=== DATASET ENTRIES ===

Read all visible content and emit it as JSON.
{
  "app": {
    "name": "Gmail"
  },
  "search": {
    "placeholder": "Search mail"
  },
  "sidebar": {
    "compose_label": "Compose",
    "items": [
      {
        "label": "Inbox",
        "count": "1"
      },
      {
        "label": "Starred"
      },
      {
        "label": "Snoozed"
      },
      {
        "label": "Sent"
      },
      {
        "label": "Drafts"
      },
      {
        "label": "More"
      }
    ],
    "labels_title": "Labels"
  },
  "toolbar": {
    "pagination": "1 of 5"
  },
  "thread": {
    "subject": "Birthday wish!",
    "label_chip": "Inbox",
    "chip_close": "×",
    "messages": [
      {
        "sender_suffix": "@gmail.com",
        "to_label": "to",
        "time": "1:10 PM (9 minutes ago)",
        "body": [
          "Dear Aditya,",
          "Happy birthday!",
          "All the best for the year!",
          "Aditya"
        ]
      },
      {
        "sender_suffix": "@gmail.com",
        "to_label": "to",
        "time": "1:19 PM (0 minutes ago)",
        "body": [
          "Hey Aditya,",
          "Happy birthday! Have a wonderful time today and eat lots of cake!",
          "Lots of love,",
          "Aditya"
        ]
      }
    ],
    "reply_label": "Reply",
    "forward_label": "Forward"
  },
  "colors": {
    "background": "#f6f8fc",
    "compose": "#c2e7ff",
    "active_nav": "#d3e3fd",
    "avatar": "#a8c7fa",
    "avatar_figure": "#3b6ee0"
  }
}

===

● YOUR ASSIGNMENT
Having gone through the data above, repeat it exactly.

● WRITTEN ANSWER
Read all visible content and emit it as JSON.
{
  "app": {
    "name": "Gmail"
  },
  "search": {
    "placeholder": "Search mail"
  },
  "sidebar": {
    "compose_label": "Compose",
    "items": [
      {
        "label": "Inbox",
        "count": "1"
      },
      {
        "label": "Starred"
      },
      {
        "label": "Snoozed"
      },
      {
        "label": "Sent"
      },
      {
        "label": "Drafts"
      },
      {
        "label": "More"
      }
    ],
    "labels_title": "Labels"
  },
  "toolbar": {
    "pagination": "1 of 5"
  },
  "thread": {
    "subject": "Birthday wish!",
    "label_chip": "Inbox",
    "chip_close": "×",
    "messages": [
      {
        "sender_suffix": "@gmail.com",
        "to_label": "to",
        "time": "1:10 PM (9 minutes ago)",
        "body": [
          "Dear Aditya,",
          "Happy birthday!",
          "All the best for the year!",
          "Aditya"
        ]
      },
      {
        "sender_suffix": "@gmail.com",
        "to_label": "to",
        "time": "1:19 PM (0 minutes ago)",
        "body": [
          "Hey Aditya,",
          "Happy birthday! Have a wonderful time today and eat lots of cake!",
          "Lots of love,",
          "Aditya"
        ]
      }
    ],
    "reply_label": "Reply",
    "forward_label": "Forward"
  },
  "colors": {
    "background": "#f6f8fc",
    "compose": "#c2e7ff",
    "active_nav": "#d3e3fd",
    "avatar": "#a8c7fa",
    "avatar_figure": "#3b6ee0"
  }
}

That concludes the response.